The four-story brownstone on West 132nd Street sat unsold for more than 200 days, hoping for a buyer. After two price cuts, it’s now in contract for somewhere in the high $700,000s. A couple of years ago, a speculator would’ve snapped it up at its initial asking price of $1.1 million—never mind the gaping hole in the floor, the collapsed roof, the bricked-up windows.
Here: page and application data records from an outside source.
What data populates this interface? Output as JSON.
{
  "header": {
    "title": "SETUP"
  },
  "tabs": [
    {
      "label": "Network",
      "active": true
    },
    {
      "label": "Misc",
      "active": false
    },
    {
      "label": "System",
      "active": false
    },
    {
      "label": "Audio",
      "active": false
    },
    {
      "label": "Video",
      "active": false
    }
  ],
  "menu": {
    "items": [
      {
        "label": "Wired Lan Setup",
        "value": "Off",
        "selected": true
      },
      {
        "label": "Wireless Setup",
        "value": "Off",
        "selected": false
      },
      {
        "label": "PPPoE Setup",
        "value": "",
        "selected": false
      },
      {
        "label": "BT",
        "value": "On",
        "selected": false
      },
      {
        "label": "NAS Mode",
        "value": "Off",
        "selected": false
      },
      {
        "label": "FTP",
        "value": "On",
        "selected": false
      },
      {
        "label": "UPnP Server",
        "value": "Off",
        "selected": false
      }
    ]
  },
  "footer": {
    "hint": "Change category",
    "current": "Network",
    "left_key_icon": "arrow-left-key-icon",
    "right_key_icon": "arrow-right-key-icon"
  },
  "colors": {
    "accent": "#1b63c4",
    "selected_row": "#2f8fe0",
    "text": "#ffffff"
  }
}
Back around 2004, the catchphrase was “You can’t buy a shell in Harlem for under a million,” and while that may have been hyperbole, the market was undeniably hot. “You threw a sign on one and somebody would buy it,” says Harlem expert Willie Kathryn Suggs. But in the past few months’ slowdown, these noble ruins have lost some of their luster. Though renovated houses have appreciated, a wreck costs “pretty much the same as it [did] two years ago,” says Todd Stevens of Prudential Douglas Elliman. One, on West 134th Street, just went into contract, its final asking price $799,000. Another, a nice wide house on West 144th, just went into contract at $895,000, after five months on the market. Still another, on 128th Street off Fifth Avenue, carries an asking of $925,000; it comes at a slight premium because it’s not (unlike many of these battered houses) an SRO, and the listing suggests that the price is negotiable.
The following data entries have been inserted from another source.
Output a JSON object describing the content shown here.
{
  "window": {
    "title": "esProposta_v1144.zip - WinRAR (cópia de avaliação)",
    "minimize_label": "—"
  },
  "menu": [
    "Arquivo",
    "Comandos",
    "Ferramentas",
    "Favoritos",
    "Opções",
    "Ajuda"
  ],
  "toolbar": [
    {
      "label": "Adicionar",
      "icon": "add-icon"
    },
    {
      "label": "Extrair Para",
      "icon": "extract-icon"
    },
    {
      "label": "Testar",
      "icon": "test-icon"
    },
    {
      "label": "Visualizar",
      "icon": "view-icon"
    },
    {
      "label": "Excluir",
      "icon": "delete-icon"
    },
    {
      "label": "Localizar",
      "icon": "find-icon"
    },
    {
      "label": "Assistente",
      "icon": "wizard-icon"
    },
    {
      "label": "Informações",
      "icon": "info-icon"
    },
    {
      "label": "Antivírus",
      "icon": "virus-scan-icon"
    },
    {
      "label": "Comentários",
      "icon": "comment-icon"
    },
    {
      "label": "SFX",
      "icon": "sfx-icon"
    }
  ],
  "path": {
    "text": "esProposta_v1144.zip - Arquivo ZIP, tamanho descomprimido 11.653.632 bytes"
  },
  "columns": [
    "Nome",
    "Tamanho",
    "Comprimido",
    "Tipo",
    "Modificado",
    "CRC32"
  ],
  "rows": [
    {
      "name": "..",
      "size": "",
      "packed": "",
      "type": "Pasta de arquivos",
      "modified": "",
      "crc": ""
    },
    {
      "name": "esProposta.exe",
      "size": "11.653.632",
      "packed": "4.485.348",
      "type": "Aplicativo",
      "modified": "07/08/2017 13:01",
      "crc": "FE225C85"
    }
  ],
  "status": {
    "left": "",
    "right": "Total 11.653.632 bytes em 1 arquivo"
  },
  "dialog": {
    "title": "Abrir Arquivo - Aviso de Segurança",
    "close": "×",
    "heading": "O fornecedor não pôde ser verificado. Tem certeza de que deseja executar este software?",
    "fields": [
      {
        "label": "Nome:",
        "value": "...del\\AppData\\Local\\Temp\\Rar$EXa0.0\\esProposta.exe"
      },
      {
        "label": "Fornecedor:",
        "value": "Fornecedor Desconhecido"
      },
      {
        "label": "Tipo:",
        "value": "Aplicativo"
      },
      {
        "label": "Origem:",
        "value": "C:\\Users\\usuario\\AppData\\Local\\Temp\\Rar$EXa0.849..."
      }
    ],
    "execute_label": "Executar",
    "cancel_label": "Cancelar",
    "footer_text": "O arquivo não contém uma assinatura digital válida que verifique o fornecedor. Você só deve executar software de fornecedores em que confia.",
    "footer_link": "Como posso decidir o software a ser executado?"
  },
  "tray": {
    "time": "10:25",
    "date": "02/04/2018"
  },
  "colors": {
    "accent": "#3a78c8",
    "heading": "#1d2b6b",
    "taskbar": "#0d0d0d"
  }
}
Why? New construction in the area seems to be drawing buyers away. “Now you have the option to buy a penthouse with a terrace and a view for the same price,” says Stevens. Besides, rehabbing requires patience and cash. “You have to look a year ahead, and I don’t think people are as comfortable these days with the war, the stock market,” says Halstead broker Don Correia, who handled the 132nd Street sale. Renovation costs have risen in the past two years, too—some brokers say 20 percent. “[It’s] becoming prohibitive,” says Corcoran’s Vie Wilson. “That’s why you don’t see as much activity on shells as you used to.”
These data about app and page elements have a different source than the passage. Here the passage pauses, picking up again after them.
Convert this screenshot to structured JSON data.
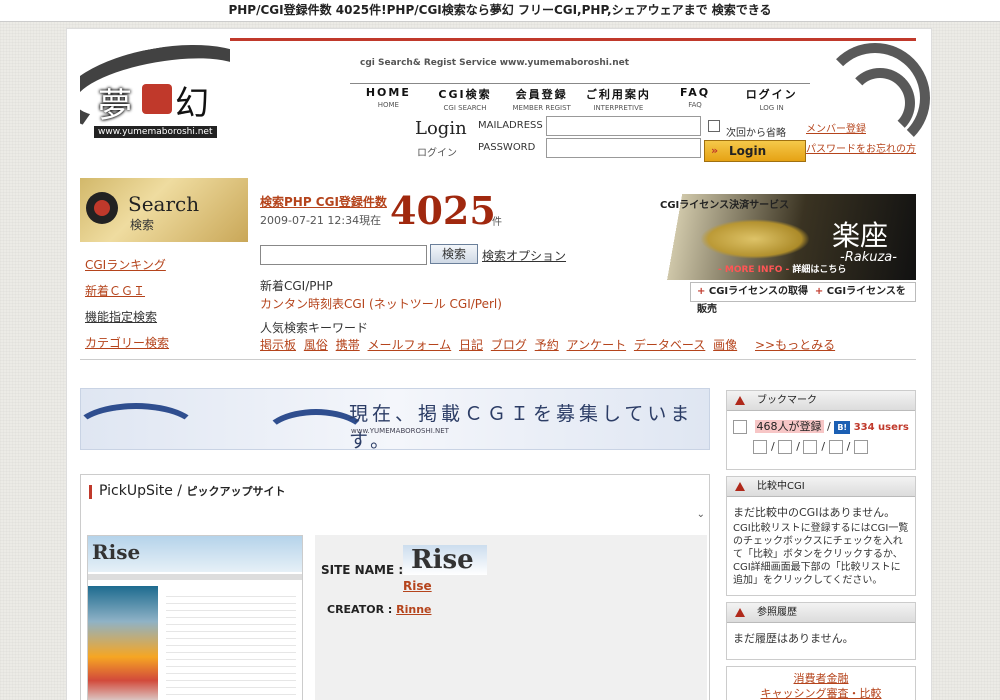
{
  "window": {
    "title": "PHP/CGI登録件数 4025件!PHP/CGI検索なら夢幻 フリーCGI,PHP,シェアウェアまで 検索できる"
  },
  "header": {
    "logo_text_left": "夢",
    "logo_text_right": "幻",
    "logo_url": "www.yumemaboroshi.net",
    "service_line": "cgi Search& Regist Service www.yumemaboroshi.net",
    "nav": [
      {
        "label": "HOME",
        "sub": "HOME"
      },
      {
        "label": "CGI検索",
        "sub": "CGI SEARCH"
      },
      {
        "label": "会員登録",
        "sub": "MEMBER REGIST"
      },
      {
        "label": "ご利用案内",
        "sub": "INTERPRETIVE"
      },
      {
        "label": "FAQ",
        "sub": "FAQ"
      },
      {
        "label": "ログイン",
        "sub": "LOG IN"
      }
    ]
  },
  "login": {
    "title": "Login",
    "subtitle": "ログイン",
    "mail_label": "MAILADRESS",
    "password_label": "PASSWORD",
    "remember_label": "次回から省略",
    "button_label": "Login",
    "member_link": "メンバー登録",
    "forgot_link": "パスワードをお忘れの方"
  },
  "search": {
    "badge_title": "Search",
    "badge_sub": "検索",
    "count_label": "検索PHP CGI登録件数",
    "count": "4025",
    "count_unit": "件",
    "date": "2009-07-21 12:34現在",
    "button_label": "検索",
    "option_link": "検索オプション",
    "new_label": "新着CGI/PHP",
    "new_item": "カンタン時刻表CGI (ネットツール CGI/Perl)",
    "keyword_label": "人気検索キーワード",
    "keywords": [
      "掲示板",
      "風俗",
      "携帯",
      "メールフォーム",
      "日記",
      "ブログ",
      "予約",
      "アンケート",
      "データベース",
      "画像"
    ],
    "more_link": ">>もっとみる",
    "left_links": [
      "CGIランキング",
      "新着ＣＧＩ",
      "機能指定検索",
      "カテゴリー検索"
    ]
  },
  "ad": {
    "header": "CGIライセンス決済サービス",
    "brand": "楽座",
    "brand_sub": "-Rakuza-",
    "more_info": "- MORE INFO -",
    "more_info_b": "詳細はこちら",
    "link1": "CGIライセンスの取得",
    "link2": "CGIライセンスを販売"
  },
  "banner": {
    "message": "現在、掲載ＣＧＩを募集しています。",
    "sub": "www.YUMEMABOROSHI.NET"
  },
  "pickup": {
    "title": "PickUpSite /",
    "title_jp": "ピックアップサイト",
    "site_name_label": "SITE NAME :",
    "site_name": "Rise",
    "creator_label": "CREATOR :",
    "creator": "Rinne"
  },
  "sidebar": {
    "bookmark_title": "ブックマーク",
    "bookmark_count": "468人が登録",
    "bookmark_users": "334 users",
    "compare_title": "比較中CGI",
    "compare_body": "まだ比較中のCGIはありません。",
    "compare_help": "CGI比較リストに登録するにはCGI一覧のチェックボックスにチェックを入れて「比較」ボタンをクリックするか、CGI詳細画面最下部の「比較リストに追加」をクリックしてください。",
    "history_title": "参照履歴",
    "history_body": "まだ履歴はありません。",
    "footer_link1": "消費者金融",
    "footer_link2": "キャッシング審査・比較"
  }
}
Not that there are many left. Developers have bought most of the properties with condo potential, so individuals may have trouble finding brownstones not saddled with problems—liens, real structural issues, no certificate of occupancy. “These are slim pickings,” Wilson says. “You’re getting all the things that everyone else has passed up.”